    Few rivalries can pull off the neutral-site location like Oklahoma-Texas, Army-Navy and Florida-Georgia. The Red River Shootout (or Rivalry...or Showdown) has the unique backdrop of the Texas State Fair to add some color. The old-timer Cotton Bowl is split right down the middle: half the stadium in filled with burnt orange, the other half in crimson. 

    Though Florida-Georgia (still unofficially known as the World's Largest Outdoor Cocktail Party) doesn't have the same surrounding environment, the Jacksonville-based game provides a unique atmosphere that promotes even more intensity in an already intense rivalry. (For example: Neither side can agree on the overall record of the series.) 

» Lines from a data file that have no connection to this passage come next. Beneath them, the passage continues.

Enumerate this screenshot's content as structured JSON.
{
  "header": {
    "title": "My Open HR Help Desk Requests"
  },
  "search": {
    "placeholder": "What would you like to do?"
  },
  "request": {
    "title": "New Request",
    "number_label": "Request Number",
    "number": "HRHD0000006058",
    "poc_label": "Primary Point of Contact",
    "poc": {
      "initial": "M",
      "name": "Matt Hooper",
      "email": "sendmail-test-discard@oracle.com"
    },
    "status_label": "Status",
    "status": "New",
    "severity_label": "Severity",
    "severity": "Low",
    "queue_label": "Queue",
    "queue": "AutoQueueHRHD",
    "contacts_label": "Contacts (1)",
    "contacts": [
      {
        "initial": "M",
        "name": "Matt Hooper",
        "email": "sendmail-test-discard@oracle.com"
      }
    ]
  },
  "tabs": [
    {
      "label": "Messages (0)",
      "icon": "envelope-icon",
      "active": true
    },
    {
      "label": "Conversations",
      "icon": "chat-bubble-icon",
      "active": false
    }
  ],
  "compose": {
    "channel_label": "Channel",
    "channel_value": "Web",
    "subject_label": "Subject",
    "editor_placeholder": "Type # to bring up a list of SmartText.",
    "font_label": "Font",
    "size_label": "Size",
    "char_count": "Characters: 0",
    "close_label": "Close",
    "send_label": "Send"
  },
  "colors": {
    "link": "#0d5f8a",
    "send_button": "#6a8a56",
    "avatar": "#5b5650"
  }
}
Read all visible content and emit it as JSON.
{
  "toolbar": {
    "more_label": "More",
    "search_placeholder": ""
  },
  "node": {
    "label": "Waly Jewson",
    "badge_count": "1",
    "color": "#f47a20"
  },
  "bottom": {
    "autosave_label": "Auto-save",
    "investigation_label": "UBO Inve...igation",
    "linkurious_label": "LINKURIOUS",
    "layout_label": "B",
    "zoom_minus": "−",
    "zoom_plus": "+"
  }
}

    And then there's Army-Navy. It's a game—an experience—unlike anything else in sports. It's now designated to its own weekend in December after the rest of the regular season has finished. Though the site of the game has bounced around over the years, it remains one of the most fascinating games transcending any sport. It's fueled by deep-rooted disdain, but also by respect. And in a day and age where college football looks more like a big-time business, it brings fans a sense of a nostalgia and to an age long lost. 

     

    Ben Kercheval is a lead writer for college football. All quotes cited unless obtained firsthand.